Distant Brain Detection
by Richard Holinger
Once I removed the gray matter from my skull, it seemed to have a mind of its own. Dirty dishes and unanswered letters piled up. The shower stall stayed dry. Books went unread.
Then the neighbors began to catch on.
One afternoon, the blond trophy wife from next door stood in front of the snow blower I was using to mow the lawn. "You seem a little absent-minded," Belinda said. Or maybe it was Melinda.
"You should walk!" I retorted, immediately noticing the DBD (Distant Brain Detection) reception flawed. "I mean, 'You should stalk!' No, 'You should talk!'"
Her husband, Maurice, owns his own landscape architecture business, and their house is filthy with trees, shrubs and flowers. I'm a scientist. I don't go in for the outside, and my wife couldn't keep up with all their terracing and such, so she hated them, too.
She's dead, my wife. Brain tumor. I feel glad, no, bad about it. The operation failed. Her brain didn't take outside her body. She gave her life for sighing, no, science and for me, when she signed the consent form. I learned from her mistakes. My mistakes.
I can function, as is evident, but sometimes I'll go to boil an egg and DBD pressures me into frying it, floating melted butter in a pan. Real butter I bought at the grocery whore, store, against my will. Sure, my taste buds enjoy it, but before my body lost its mind, my actions were my own, so separation between powers, between the intent and execute the bitch. Sorry, intent and execution.

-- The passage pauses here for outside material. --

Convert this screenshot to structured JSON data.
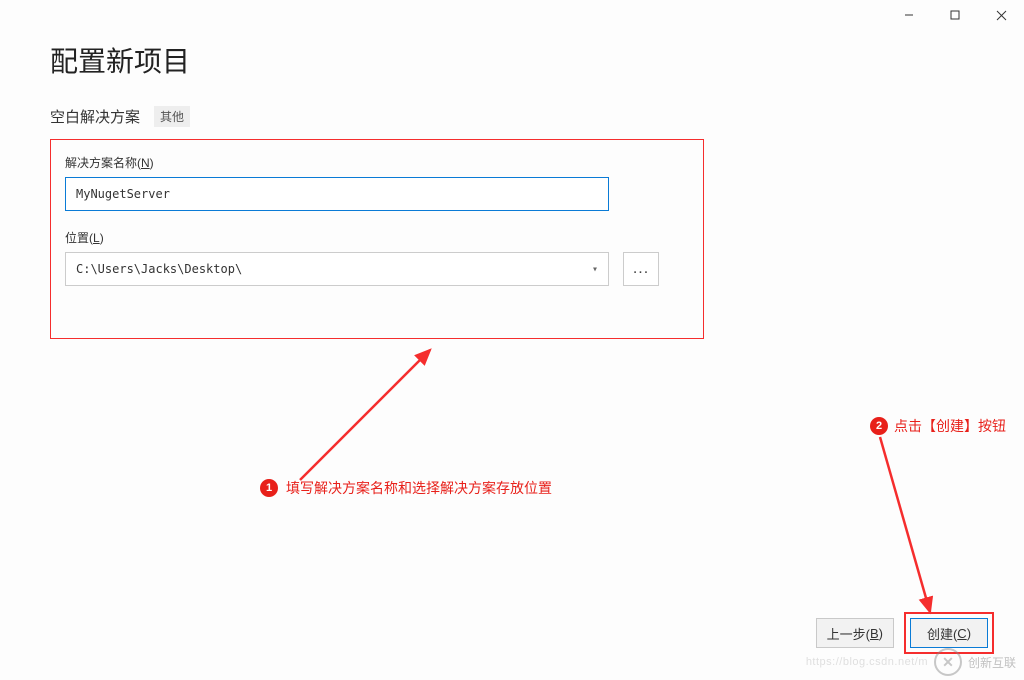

See? It comes and goes. Harmless, but annoying side effects that either the surgery or prescription drag queens, sorry, drugs, enhance. I will not, in good conscience, delete these findings, though flawed; science is founded on the truth and integrity of those who fabricate it. No, practice it. Any misstatements about my home life or scientific regimen I will gladly suffer in pursuit of prostitutes. Progress.
I'm looking at me now in a jar filled with liquid from which wires lead to four computers, each tirelessly feeding my body with autonomic andů wait, there's someone at the shore. Door. Belinda. My Linda. Melinda.
Back now. She needed utter for a babe she was making. Ha, not so fat. Butter for a stake she was faking it. This Turds-like syndrome gets to be or not to be more disturbing hour by how're you. I may have to devour, devalue, devise a way to hire a home breaker, housekeeper. Belinda might be able to service me, serve me well, part fine, time, when not with her guard up, garden.
No! No more mischief. Misfires. I can't control myself, slut like before. I'm going out of my grind. Pay me no...
Richard Holinger's fiction has appeared in Witness, The Iowa Review, WHR, Other Voices, ACM, Cream City Review, Flyway, The Madison Review, Flashquake, and Downstate Story. His creative nonfiction and book reviews have been accepted by North American Review, The Southern Review, Midwest Quarterly, Cimarron Review, Crazyhorse, Northwest Review; and his poetry has appeared in Boulevard, Chelsea, Southern Poetry Review, The Ledge, the new renaissance, Hampden-Sydney Poetry Review, ACM, and others. Degrees include a Ph.D. in English with a Creative Writing emphasis from The University of Illinois at Chicago, and a Masters in English from Washington University. He's been awarded an Illinois Arts Council Artists Grant for poetry.